While North Carolina tried to counteract the adjustments by looking elsewhere, the threat of the other UNC targets catching the ball just did not contain the same element of fear for West Virginia. With Nicks bottled up, the North Carolina offense lacked the same explosiveness.
"Greg [Little] had some catches, we tried to get the ball into the hands of Richard Quinn, and some other guys, get the ball in the hands of Bobby Rome and stuff and hopes that that would kind of drive them into some different coverages," Davis said.
It didn't work. On one second-half series, there were three straight drops – one by Bobby Rome, one by Christian Wilson, and one by Little.
"It does stick in the back of your mind, but you play through it and that's what makes you a better player and a stronger player, mentally," Little said of the dropped pass. "In the back of my mind, I dropped one, but I am going to make a play later on during the game to help us win it."
There are multiple points in the game one could point to as a pivotal moment – that's the nature of a one-point loss. The dropped passes by Greg Little and others were key points. Yates' interception that killed UNC's comeback attempt was yet another.
Shaun Draughn's fumble in the fourth quarter was also one of those moments. Perhaps the biggest one. The Tar Heels had held West Virginia on a fourth down play and were looking to add to their 30-24 lead when the ball popped loose as Draughn was fighting for extra yardage. That turnover shifted momentum irrevocably towards the Mountaineers.
It is a story that was a little too familiar to UNC fans coming down the stretch of the 2008 season. Aside from a blow-out loss to N.C. State, the Tar Heels' other four losses were by a combined total of nine points.
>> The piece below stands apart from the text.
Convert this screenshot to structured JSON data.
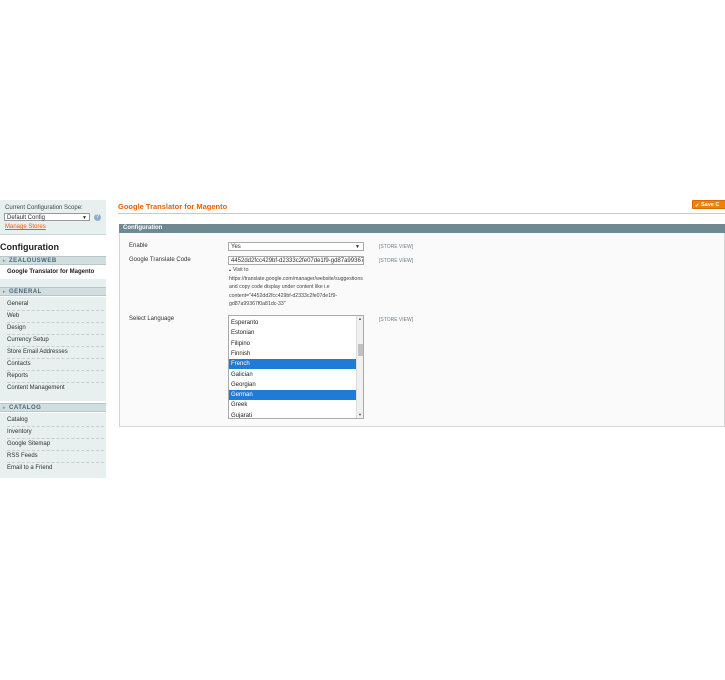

What is it going to take to turn these losses into victories?
"Last year we lost a lot of close games, this year, we lost about half of those close games, so maybe next year, we're just going to build on it and just keep getting better and cut down on those little losses because we've been there before," Yates said.
"Just capitalize on opportunities," Little added. "Capitalize in the red zone, capitalize on your shots, capitalize on your opportunities that you have to make a play, and to make a big play."
Davis provided his insight as to the whereabouts of his program.
"There is absolutely no way that a program goes from somewhere down low in the mountain, you don't go to the summit instantly," Davis said. "There are steps you have to take as a program and this week was a big step for our program, this was a big step for our team, to be able to play against a really super-talented football team and compete the way that we did and put ourselves in a position to win."
The next step for UNC is to go from putting themselves in a position to win, to winning.